Do you know of the Regency dandy Beau Brummell? He used to be a fixture in my Georgette Heyer reads during the teenage years, so I was introduced to him quite young. I will not pontificate about him. The link between T.M. Lewin and Beau Brummell is that they both stand on Jermyn Street in London, home to resident shirtmakers of the likes of T.M. Lewin, Turnbull & Asser, Hawes & Curtis, Charles Tyrwhitt and a few traditional shoe- and boot-makers too. Apart from these ‘propah’ shops where you get everything a gentleman might want, from hats, shoes, shaving brushes and braces to collar stiffeners, stands dandy Beau in brass looking down his fine aquiline nose upon you. If you are not dressed well enough for him, he shall hang you by your breeches.

No breeches? Beau is gobsmacked.

Also there are a few pages from the catalogue with notes for the traveller of those days. 

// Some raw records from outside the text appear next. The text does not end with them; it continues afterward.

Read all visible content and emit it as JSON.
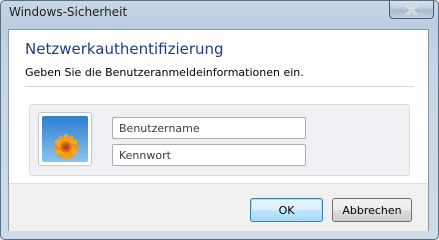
{
  "window": {
    "title": "Windows-Sicherheit",
    "close_icon": "close-icon"
  },
  "dialog": {
    "heading": "Netzwerkauthentifizierung",
    "description": "Geben Sie die Benutzeranmeldeinformationen ein."
  },
  "credentials": {
    "avatar_icon": "user-tile-flower-icon",
    "username": {
      "value": "",
      "placeholder": "Benutzername"
    },
    "password": {
      "value": "",
      "placeholder": "Kennwort"
    }
  },
  "buttons": {
    "ok_label": "OK",
    "cancel_label": "Abbrechen"
  },
  "colors": {
    "heading": "#1d3f82",
    "frame": "#bccde0",
    "default_button_border": "#3c7fb1"
  }
}
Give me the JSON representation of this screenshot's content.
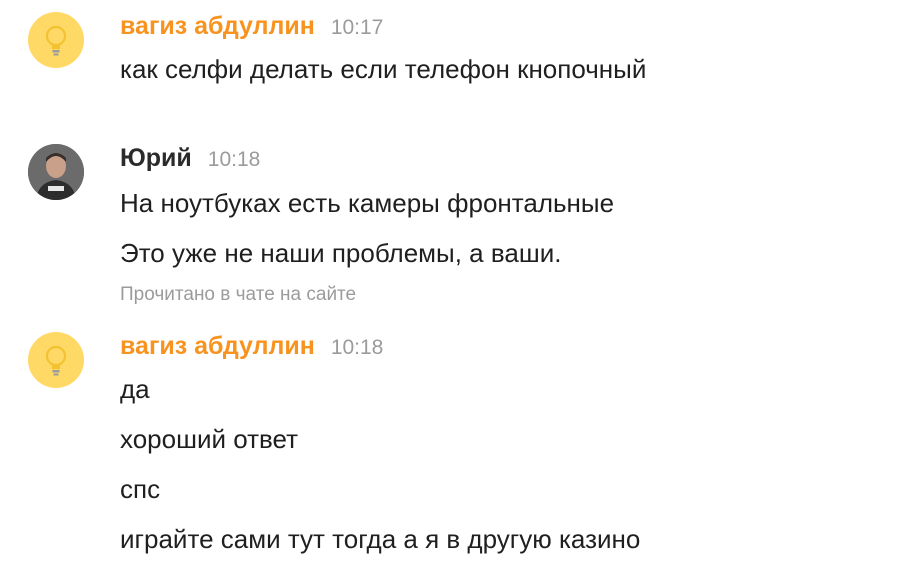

Beau Brummell 6.jpg
Beau Brummell, the arbiter of fashion in times gone by
2017-04-29 07.46.26 1.jpg
The details of how you fixed your business deals with the shirtmaker
2017-04-29 07.46.28 1.jpg
Matters of conversion; taking stock of the wardrobe
2017-04-29 07.46.26 2.jpg
The Rules to getting your shirt right
2017-04-29 07.46.25 1.jpg
Notes for the traveller
2017-04-29 07.46.24 1 (1).jpg
Spun silk, ladies and gentlemen. Nothing less shall do.